While working with the WEAG, “I had become much more exposed to the MSD and saw some of the incredible people working in it. I recognised there were many people there who wanted to create conditions of change and transformative outcomes.”
That aligned with her focus on “groups who are over-represented and under-served” and ensuring “that we are not enforcing or reproducing disadvantage”.
Starting in the science advisor position just before the first covid lockdown meant the job was not precisely as advertised. “The pandemic has really changed what we deal with.” MSD in particular has had to deal with changing needs as a result of covid’s impact. “Often there has been urgency and an immediacy about the issues.”
Covid has also seen other issues on which McIntosh has worked extensively put on pause, including prison reform. But her Te Kāhui Tātari Ture commissioner role reviewing possible miscarriages of justice has been full-on. “We have had a higher uptake than expected.”
McIntosh is acutely aware that the commission’s work only deals with people at one end of the judicial process. “We need something transformative at the beginning, too, around things like health and welfare. One of the things we can do, apart from the cases we review, is look at systemic issues. I am excited that we can draw on the experience and research and expertise and have something that is culturally informed.”
She is also exercised over another area of public policy in the time of covid: “One of the issues I am interested in broadly is decision-making in times of crisis – how decisions are made, what evidence is called upon, but also what is paused and what is accelerated.”
When it comes to penal reform, “how will we pick up the things that have been paused? There are concerns around areas where things have slowed.”
She is also aware that determined efforts have been made – but failed – to address these issues before. “If we look at the really important reports from the late ’80s by Moana Jackson [on prison reform] then the report in 2018 by the Welfare Advisory Group, there is still an urgency to address these issues and it does speak to the broader wellbeing of the nation to address them.”
Many will perceive McIntosh’s positions on a lot of issues as being radical or extreme. Her advocacy of the abolition of prisons, for instance, is still to gain policy traction anywhere. Poverty, prisons, social development and a pandemic are all connected at some level, and increasingly visible in the mix is the increasing awareness of mātauranga Māori – Māori science – in the general consciousness.
Mātauranga Māori “informs the work I can do as a chief science adviser. What is distinctive in the policy science landscape here, as opposed to other countries, is that along with western science traditions we have Te Tiriti and mātauranga Māori, and this should be seen as one of our single greatest opportunities to have enduring, culturally informed, evidence-based solutions to complex problems.”
McIntosh is trained in the western system. “That is observation and experiment. And that is what mātaruanga Māori is.”
Knowledge that is traditional, she points out, is not static or unchanging. “Knowledge traditions, by their nature, open themselves up to critique. All knowledge traditions generate new knowledge.”
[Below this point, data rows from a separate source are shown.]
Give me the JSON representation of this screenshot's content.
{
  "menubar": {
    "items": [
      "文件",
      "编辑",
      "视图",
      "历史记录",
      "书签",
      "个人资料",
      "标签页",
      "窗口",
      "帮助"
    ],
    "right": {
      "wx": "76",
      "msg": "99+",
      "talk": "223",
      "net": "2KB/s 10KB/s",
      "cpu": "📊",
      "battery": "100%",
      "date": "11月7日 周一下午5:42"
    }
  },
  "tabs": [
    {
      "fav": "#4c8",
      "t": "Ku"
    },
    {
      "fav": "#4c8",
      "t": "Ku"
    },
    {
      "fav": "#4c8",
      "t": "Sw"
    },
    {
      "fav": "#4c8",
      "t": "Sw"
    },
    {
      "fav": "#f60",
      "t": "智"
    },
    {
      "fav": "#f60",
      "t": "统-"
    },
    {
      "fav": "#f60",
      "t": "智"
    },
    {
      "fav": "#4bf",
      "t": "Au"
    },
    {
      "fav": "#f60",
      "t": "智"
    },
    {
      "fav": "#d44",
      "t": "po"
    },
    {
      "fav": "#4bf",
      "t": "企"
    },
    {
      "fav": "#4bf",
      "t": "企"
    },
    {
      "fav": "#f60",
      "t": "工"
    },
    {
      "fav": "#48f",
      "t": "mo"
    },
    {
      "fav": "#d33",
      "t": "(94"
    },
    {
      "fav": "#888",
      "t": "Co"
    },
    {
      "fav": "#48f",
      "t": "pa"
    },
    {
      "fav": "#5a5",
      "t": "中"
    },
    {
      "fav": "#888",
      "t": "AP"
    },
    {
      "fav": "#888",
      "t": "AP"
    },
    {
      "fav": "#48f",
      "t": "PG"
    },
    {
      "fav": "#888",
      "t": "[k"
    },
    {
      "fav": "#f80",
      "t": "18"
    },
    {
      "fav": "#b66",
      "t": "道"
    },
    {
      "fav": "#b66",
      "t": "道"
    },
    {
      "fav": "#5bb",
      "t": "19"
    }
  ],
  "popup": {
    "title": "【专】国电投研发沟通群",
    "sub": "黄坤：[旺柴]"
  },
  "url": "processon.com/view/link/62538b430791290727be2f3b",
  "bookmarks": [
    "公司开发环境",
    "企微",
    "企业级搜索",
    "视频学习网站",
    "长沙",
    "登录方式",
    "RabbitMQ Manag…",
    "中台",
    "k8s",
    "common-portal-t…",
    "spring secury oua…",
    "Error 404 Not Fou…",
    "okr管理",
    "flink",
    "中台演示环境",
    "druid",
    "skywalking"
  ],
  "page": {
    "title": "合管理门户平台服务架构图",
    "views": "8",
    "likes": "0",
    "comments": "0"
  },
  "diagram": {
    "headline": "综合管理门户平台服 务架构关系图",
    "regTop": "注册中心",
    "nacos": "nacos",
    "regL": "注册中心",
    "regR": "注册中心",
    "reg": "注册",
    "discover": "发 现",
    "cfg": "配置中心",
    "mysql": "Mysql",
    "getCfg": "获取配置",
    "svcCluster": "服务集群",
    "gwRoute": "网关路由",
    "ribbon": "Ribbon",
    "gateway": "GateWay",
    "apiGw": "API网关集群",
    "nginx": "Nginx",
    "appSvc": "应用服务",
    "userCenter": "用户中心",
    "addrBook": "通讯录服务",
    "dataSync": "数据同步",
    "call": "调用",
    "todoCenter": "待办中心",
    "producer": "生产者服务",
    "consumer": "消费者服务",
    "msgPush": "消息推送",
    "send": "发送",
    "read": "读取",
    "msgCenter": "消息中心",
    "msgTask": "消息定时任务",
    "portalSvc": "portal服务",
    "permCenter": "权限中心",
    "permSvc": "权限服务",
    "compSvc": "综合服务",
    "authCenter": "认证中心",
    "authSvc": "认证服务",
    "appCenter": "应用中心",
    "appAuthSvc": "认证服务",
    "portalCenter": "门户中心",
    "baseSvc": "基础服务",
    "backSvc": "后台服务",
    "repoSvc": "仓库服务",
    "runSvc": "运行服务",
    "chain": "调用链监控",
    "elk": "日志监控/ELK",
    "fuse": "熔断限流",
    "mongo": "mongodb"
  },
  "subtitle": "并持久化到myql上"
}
One aspect of her work that is not entirely within her control is the point at which advice intersects with politics. Policymakers and science advisers can put forward the best evidence that they can muster, but it remains up to those in positions of power to accept or reject that advice.
McIntosh is phlegmatic on that topic. “You have to be engaged with all of the people who are involved in creating the conditions for positive change. And there needs to be political will to create change. I expect politicians to be political.
“But I’m a sociologist, so I believe our social environment is constructed. We have made it and we can unmake it and remake it."